Wednesday, 12 March 2014

What kind of writer are you? I'm a scattergun.



I'm half way through writing a novel and when I tell people how I'm writing it they think I'm crazy.

For starters, I don't sit and plan every chapter. Instead, I start with an idea. This can be the premise of the book i.e. woman is accused of murdering her boyfriend who she knows isn't even dead.

Then I just run with it, using the scattergun method of writing.

In other words, I write whatever I'm driven to write. This can be a scene from any part of the book.

Sometimes I have the ending before I have the second chapter.

The upside of this method, is two fold -
1. that I never get bored, so I don't think the reader will either
2. my writing is crispier and fresher because I'm not forcing my writing

Of course, there's a major downside -
eventually I will get to the point where I have to write a certain part; to connect up the dots. Writing those bits can be hard, but then writing is hard. You've got to bleed onto the paper.

The scattergun method might not be to everybody's taste, but it works for me. And you've got to stick with whatever works for you, because there are so many methods that don't work.

If I had a penny for every time someone said "I'm going to write a novel" who didn't, I'd be a millionaire.

So, what kind of writer are you? 


8 comments:

  1. I plan - a bit. If I don't have an idea where I'm going I might never get there. My plans aren't rigid though, if I come up with something I think is better, I'm happy to change them.

    ReplyDelete
  2. Pasty, I've tried so many different ways to write, I'm just glad I've finally found one that works:) Writing myself post it note cues also helps.

    ReplyDelete
  3. I enjoy connecting the dots because that's where the 'fun' stuff is created :)

    ReplyDelete
    Replies
    1. I think your right, Steven:) Sometimes though, I stumble over plot lines.

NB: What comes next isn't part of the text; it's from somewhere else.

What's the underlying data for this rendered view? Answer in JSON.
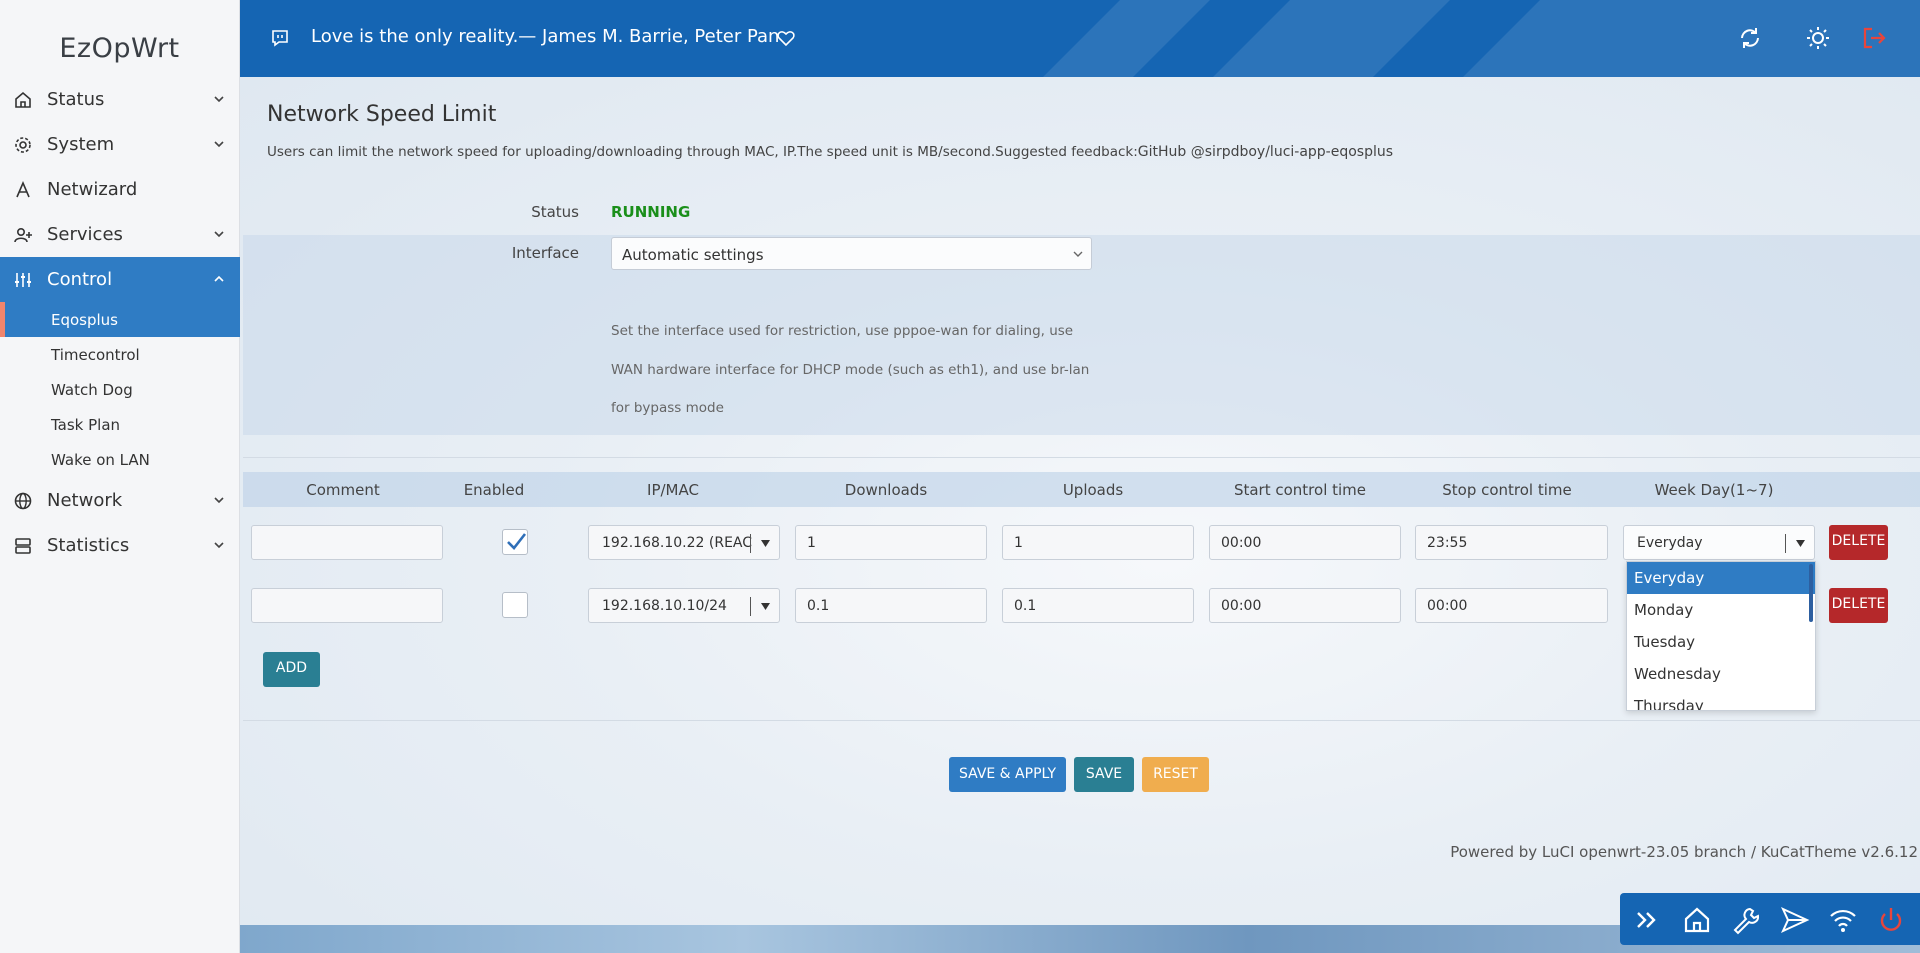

      Delete
  4. Connect-the-dot method of writing. I'm writing the last three books first in a five-book series. The first two were inspired by and planned by two separate dreams I had, so it isn't as well-detailed as the last three. The last three were almost completely daydreamed (home school gave me extra free time + mostly daydreamed at night). Although I can't remember every detail of the daydreams, the most important parts are scattered around like connect-the-dots. So, all I have to do is make lines in between them. And since each dot (important event in the story) has its own number and place (where in the story it takes place, whether after or before another event), I just have to make lines that are straight enough in between them and not all over the place/crooked (smaller events that lean towards other possible major events/endings or that are not confusing). My biggest problem is making the whole image bigger than it ought to be (making the story too long). But that will come later when I take out extra, unneeded stuff (revising, editing, and proofreading).

    ReplyDelete
  5. Good luck, Jennifer with your 5 book series. I'm writing the 3rd in a series and know how tough it can be,

    ReplyDelete
  6. The first book I wrote started as a single idea and it snowballed from there. It's mutated into at least three books, maybe more. All of them have been written off the top of my head, very much seat of the pants style. The novel I wrote last month for NaNoWriMo I experimented with and actually wrote an outline for it. Once I had the outline, it was like the book wrote itself and has spawned at least three potential sequels.

    ReplyDelete
    Replies
    1. That's great, Brett. I always think that if I know what's happening next, so will the reader.

      Delete